Data about app and page elements:
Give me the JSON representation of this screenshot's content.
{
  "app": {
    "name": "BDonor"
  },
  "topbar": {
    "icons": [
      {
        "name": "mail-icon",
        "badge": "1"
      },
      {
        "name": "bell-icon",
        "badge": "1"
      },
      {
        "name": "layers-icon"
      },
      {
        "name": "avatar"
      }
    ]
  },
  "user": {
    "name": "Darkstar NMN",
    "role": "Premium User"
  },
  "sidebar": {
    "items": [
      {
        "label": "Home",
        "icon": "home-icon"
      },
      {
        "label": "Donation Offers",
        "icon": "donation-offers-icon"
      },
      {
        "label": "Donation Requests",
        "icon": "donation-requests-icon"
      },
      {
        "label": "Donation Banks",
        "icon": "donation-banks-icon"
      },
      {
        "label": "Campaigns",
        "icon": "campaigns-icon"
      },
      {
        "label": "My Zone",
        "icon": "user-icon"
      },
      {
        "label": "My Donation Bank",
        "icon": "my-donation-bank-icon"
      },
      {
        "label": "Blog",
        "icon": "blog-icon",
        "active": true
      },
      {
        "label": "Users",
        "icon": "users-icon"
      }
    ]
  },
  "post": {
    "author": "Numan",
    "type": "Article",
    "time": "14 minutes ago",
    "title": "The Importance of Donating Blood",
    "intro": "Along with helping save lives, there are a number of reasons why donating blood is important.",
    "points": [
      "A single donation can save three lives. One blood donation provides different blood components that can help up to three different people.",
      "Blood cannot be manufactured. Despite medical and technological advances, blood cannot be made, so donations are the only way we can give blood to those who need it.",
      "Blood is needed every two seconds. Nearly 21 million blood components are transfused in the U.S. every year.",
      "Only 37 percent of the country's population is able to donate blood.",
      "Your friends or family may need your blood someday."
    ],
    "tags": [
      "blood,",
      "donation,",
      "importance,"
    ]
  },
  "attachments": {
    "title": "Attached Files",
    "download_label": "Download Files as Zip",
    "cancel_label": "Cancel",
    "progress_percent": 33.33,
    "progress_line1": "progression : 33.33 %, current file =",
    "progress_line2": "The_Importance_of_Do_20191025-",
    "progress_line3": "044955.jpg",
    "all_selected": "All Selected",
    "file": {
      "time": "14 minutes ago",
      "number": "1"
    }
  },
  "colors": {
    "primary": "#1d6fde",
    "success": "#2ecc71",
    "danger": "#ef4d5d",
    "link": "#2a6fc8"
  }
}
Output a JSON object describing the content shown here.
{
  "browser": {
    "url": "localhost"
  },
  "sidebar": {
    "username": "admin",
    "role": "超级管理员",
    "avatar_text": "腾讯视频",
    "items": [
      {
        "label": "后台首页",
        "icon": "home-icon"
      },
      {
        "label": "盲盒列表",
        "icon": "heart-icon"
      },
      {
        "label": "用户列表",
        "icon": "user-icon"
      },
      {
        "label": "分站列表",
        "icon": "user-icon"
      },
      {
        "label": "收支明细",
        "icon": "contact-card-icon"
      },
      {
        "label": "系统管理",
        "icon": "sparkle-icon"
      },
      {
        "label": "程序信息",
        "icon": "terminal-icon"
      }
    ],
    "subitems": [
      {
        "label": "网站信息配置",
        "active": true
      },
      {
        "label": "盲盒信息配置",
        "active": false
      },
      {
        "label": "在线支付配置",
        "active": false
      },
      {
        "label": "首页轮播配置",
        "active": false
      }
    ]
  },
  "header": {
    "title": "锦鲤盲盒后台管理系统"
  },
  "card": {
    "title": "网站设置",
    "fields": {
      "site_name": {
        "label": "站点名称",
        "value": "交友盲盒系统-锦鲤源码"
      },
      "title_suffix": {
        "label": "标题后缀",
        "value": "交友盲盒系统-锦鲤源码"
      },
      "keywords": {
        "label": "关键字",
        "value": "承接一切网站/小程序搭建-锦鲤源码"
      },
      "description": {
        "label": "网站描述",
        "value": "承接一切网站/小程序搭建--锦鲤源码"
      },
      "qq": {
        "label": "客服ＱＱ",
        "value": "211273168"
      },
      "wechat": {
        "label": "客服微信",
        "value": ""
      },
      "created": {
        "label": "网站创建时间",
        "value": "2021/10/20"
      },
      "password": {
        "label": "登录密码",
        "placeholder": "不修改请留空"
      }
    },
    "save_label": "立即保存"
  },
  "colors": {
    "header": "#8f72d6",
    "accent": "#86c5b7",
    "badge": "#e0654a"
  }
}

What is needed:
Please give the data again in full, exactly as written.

Written reply:
Give me the JSON representation of this screenshot's content.
{
  "app": {
    "name": "BDonor"
  },
  "topbar": {
    "icons": [
      {
        "name": "mail-icon",
        "badge": "1"
      },
      {
        "name": "bell-icon",
        "badge": "1"
      },
      {
        "name": "layers-icon"
      },
      {
        "name": "avatar"
      }
    ]
  },
  "user": {
    "name": "Darkstar NMN",
    "role": "Premium User"
  },
  "sidebar": {
    "items": [
      {
        "label": "Home",
        "icon": "home-icon"
      },
      {
        "label": "Donation Offers",
        "icon": "donation-offers-icon"
      },
      {
        "label": "Donation Requests",
        "icon": "donation-requests-icon"
      },
      {
        "label": "Donation Banks",
        "icon": "donation-banks-icon"
      },
      {
        "label": "Campaigns",
        "icon": "campaigns-icon"
      },
      {
        "label": "My Zone",
        "icon": "user-icon"
      },
      {
        "label": "My Donation Bank",
        "icon": "my-donation-bank-icon"
      },
      {
        "label": "Blog",
        "icon": "blog-icon",
        "active": true
      },
      {
        "label": "Users",
        "icon": "users-icon"
      }
    ]
  },
  "post": {
    "author": "Numan",
    "type": "Article",
    "time": "14 minutes ago",
    "title": "The Importance of Donating Blood",
    "intro": "Along with helping save lives, there are a number of reasons why donating blood is important.",
    "points": [
      "A single donation can save three lives. One blood donation provides different blood components that can help up to three different people.",
      "Blood cannot be manufactured. Despite medical and technological advances, blood cannot be made, so donations are the only way we can give blood to those who need it.",
      "Blood is needed every two seconds. Nearly 21 million blood components are transfused in the U.S. every year.",
      "Only 37 percent of the country's population is able to donate blood.",
      "Your friends or family may need your blood someday."
    ],
    "tags": [
      "blood,",
      "donation,",
      "importance,"
    ]
  },
  "attachments": {
    "title": "Attached Files",
    "download_label": "Download Files as Zip",
    "cancel_label": "Cancel",
    "progress_percent": 33.33,
    "progress_line1": "progression : 33.33 %, current file =",
    "progress_line2": "The_Importance_of_Do_20191025-",
    "progress_line3": "044955.jpg",
    "all_selected": "All Selected",
    "file": {
      "time": "14 minutes ago",
      "number": "1"
    }
  },
  "colors": {
    "primary": "#1d6fde",
    "success": "#2ecc71",
    "danger": "#ef4d5d",
    "link": "#2a6fc8"
  }
}
Output a JSON object describing the content shown here.
{
  "browser": {
    "url": "localhost"
  },
  "sidebar": {
    "username": "admin",
    "role": "超级管理员",
    "avatar_text": "腾讯视频",
    "items": [
      {
        "label": "后台首页",
        "icon": "home-icon"
      },
      {
        "label": "盲盒列表",
        "icon": "heart-icon"
      },
      {
        "label": "用户列表",
        "icon": "user-icon"
      },
      {
        "label": "分站列表",
        "icon": "user-icon"
      },
      {
        "label": "收支明细",
        "icon": "contact-card-icon"
      },
      {
        "label": "系统管理",
        "icon": "sparkle-icon"
      },
      {
        "label": "程序信息",
        "icon": "terminal-icon"
      }
    ],
    "subitems": [
      {
        "label": "网站信息配置",
        "active": true
      },
      {
        "label": "盲盒信息配置",
        "active": false
      },
      {
        "label": "在线支付配置",
        "active": false
      },
      {
        "label": "首页轮播配置",
        "active": false
      }
    ]
  },
  "header": {
    "title": "锦鲤盲盒后台管理系统"
  },
  "card": {
    "title": "网站设置",
    "fields": {
      "site_name": {
        "label": "站点名称",
        "value": "交友盲盒系统-锦鲤源码"
      },
      "title_suffix": {
        "label": "标题后缀",
        "value": "交友盲盒系统-锦鲤源码"
      },
      "keywords": {
        "label": "关键字",
        "value": "承接一切网站/小程序搭建-锦鲤源码"
      },
      "description": {
        "label": "网站描述",
        "value": "承接一切网站/小程序搭建--锦鲤源码"
      },
      "qq": {
        "label": "客服ＱＱ",
        "value": "211273168"
      },
      "wechat": {
        "label": "客服微信",
        "value": ""
      },
      "created": {
        "label": "网站创建时间",
        "value": "2021/10/20"
      },
      "password": {
        "label": "登录密码",
        "placeholder": "不修改请留空"
      }
    },
    "save_label": "立即保存"
  },
  "colors": {
    "header": "#8f72d6",
    "accent": "#86c5b7",
    "badge": "#e0654a"
  }
}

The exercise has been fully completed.